But if there is a direct, rival intellectual of Trumpism to Bannon, it is Fox’s Tucker Carlson. Like many realists, Carlson is markedly less interventionist than Bannon. Carlson may want neutrality in the Middle East and thinks NATO expansion is a joke, but even Carlson is a China hawk. Vaunted realist scholar John Mearsheimer is oscillative, but continually flirts with confronting Beijing.
The fear now, for China hawks, is that after much huffing and puffing, the president will strike a deal too soon with Beijing. As Janan Ganesh notes in the Financial Times: “Trump the China dove: as recently as 2018, this idea would have read like so much try-hard contrarianism. By the end of 2019, it might be just a mildly subversive proposition.”
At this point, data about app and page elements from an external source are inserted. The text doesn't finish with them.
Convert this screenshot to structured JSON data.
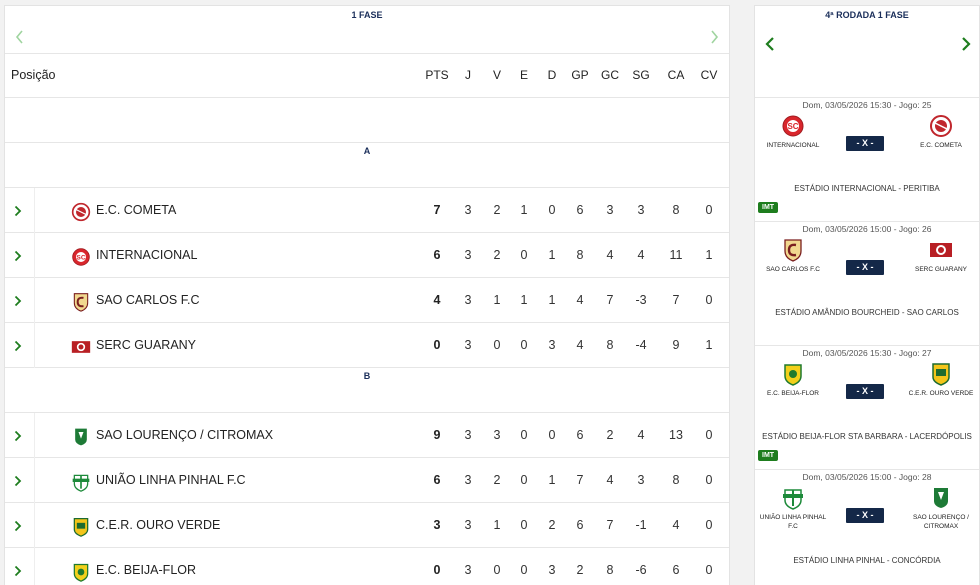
{
  "standings": {
    "phase_title": "1 FASE",
    "position_label": "Posição",
    "columns": [
      "PTS",
      "J",
      "V",
      "E",
      "D",
      "GP",
      "GC",
      "SG",
      "CA",
      "CV"
    ],
    "groups": [
      {
        "name": "A",
        "teams": [
          {
            "name": "E.C. COMETA",
            "stats": [
              "7",
              "3",
              "2",
              "1",
              "0",
              "6",
              "3",
              "3",
              "8",
              "0"
            ]
          },
          {
            "name": "INTERNACIONAL",
            "stats": [
              "6",
              "3",
              "2",
              "0",
              "1",
              "8",
              "4",
              "4",
              "11",
              "1"
            ]
          },
          {
            "name": "SAO CARLOS F.C",
            "stats": [
              "4",
              "3",
              "1",
              "1",
              "1",
              "4",
              "7",
              "-3",
              "7",
              "0"
            ]
          },
          {
            "name": "SERC GUARANY",
            "stats": [
              "0",
              "3",
              "0",
              "0",
              "3",
              "4",
              "8",
              "-4",
              "9",
              "1"
            ]
          }
        ]
      },
      {
        "name": "B",
        "teams": [
          {
            "name": "SAO LOURENÇO / CITROMAX",
            "stats": [
              "9",
              "3",
              "3",
              "0",
              "0",
              "6",
              "2",
              "4",
              "13",
              "0"
            ]
          },
          {
            "name": "UNIÃO LINHA PINHAL F.C",
            "stats": [
              "6",
              "3",
              "2",
              "0",
              "1",
              "7",
              "4",
              "3",
              "8",
              "0"
            ]
          },
          {
            "name": "C.E.R. OURO VERDE",
            "stats": [
              "3",
              "3",
              "1",
              "0",
              "2",
              "6",
              "7",
              "-1",
              "4",
              "0"
            ]
          },
          {
            "name": "E.C. BEIJA-FLOR",
            "stats": [
              "0",
              "3",
              "0",
              "0",
              "3",
              "2",
              "8",
              "-6",
              "6",
              "0"
            ]
          }
        ]
      }
    ]
  },
  "round": {
    "title": "4ª RODADA 1 FASE",
    "matches": [
      {
        "when": "Dom, 03/05/2026 15:30 - Jogo: 25",
        "home": "INTERNACIONAL",
        "away": "E.C. COMETA",
        "score": "- X -",
        "venue": "ESTÁDIO INTERNACIONAL - PERITIBA",
        "badge": "IMT"
      },
      {
        "when": "Dom, 03/05/2026 15:00 - Jogo: 26",
        "home": "SAO CARLOS F.C",
        "away": "SERC GUARANY",
        "score": "- X -",
        "venue": "ESTÁDIO AMÂNDIO BOURCHEID - SAO CARLOS",
        "badge": ""
      },
      {
        "when": "Dom, 03/05/2026 15:30 - Jogo: 27",
        "home": "E.C. BEIJA-FLOR",
        "away": "C.E.R. OURO VERDE",
        "score": "- X -",
        "venue": "ESTÁDIO BEIJA-FLOR STA BARBARA - LACERDÓPOLIS",
        "badge": "IMT"
      },
      {
        "when": "Dom, 03/05/2026 15:00 - Jogo: 28",
        "home": "UNIÃO LINHA PINHAL F.C",
        "away": "SAO LOURENÇO / CITROMAX",
        "score": "- X -",
        "venue": "ESTÁDIO LINHA PINHAL - CONCÓRDIA",
        "badge": ""
      }
    ]
  },
  "colors": {
    "accent_green": "#1e7d1e",
    "navy": "#142848",
    "arrow_light": "#9fd49f"
  }
}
Bannon and Gaffney’s new group isn’t saying so, but they would like to stop this. For Gaffney, his outfit is a new chapter in one of Washington’s greatest —or, depending on your perspective, most odious–comeback stories. In championing the new China fight, he and his Center for Security Policy have slid back into the mainstream. Gaffney’s perspective that the Muslim Brotherhood has infiltrated the United States remains deeply in the minority. On China, his views are far closer to a rapidly-coalescing consensus.
And Bannon, of course, has worn nearly every hat in his media profile since masterminding Trump’s election in 2016: Bannon the auteur, Bannon the banished, Bannon the fraud, Bannon the irrelevant. None of it, of course, is accurate. The fact is politicians like Trump and intellectual wranglers like Bannon need each other, as the president not so subtly noted to the New York Times earlier this year.
Conservative donors recently complained that the Trump re-election effort lacks a strategy. If history is any guide, that can’t last. In less evolved administrations, downplaying the significance of outside groups might have been savvy—now it’s short-sighted. The work-shopped policy idea in April could be White House doctrine by October.
On the issue of China, the mission becomes more urgent. Which way Trump will go—confrontation or reconciliation—may depend on how successful Bannon and Gaffney are in their new endeavor.
Curt Mills is the foreign affairs reporter at The National Interest, where he covers the State Department, National Security Council, and the Trump presidency.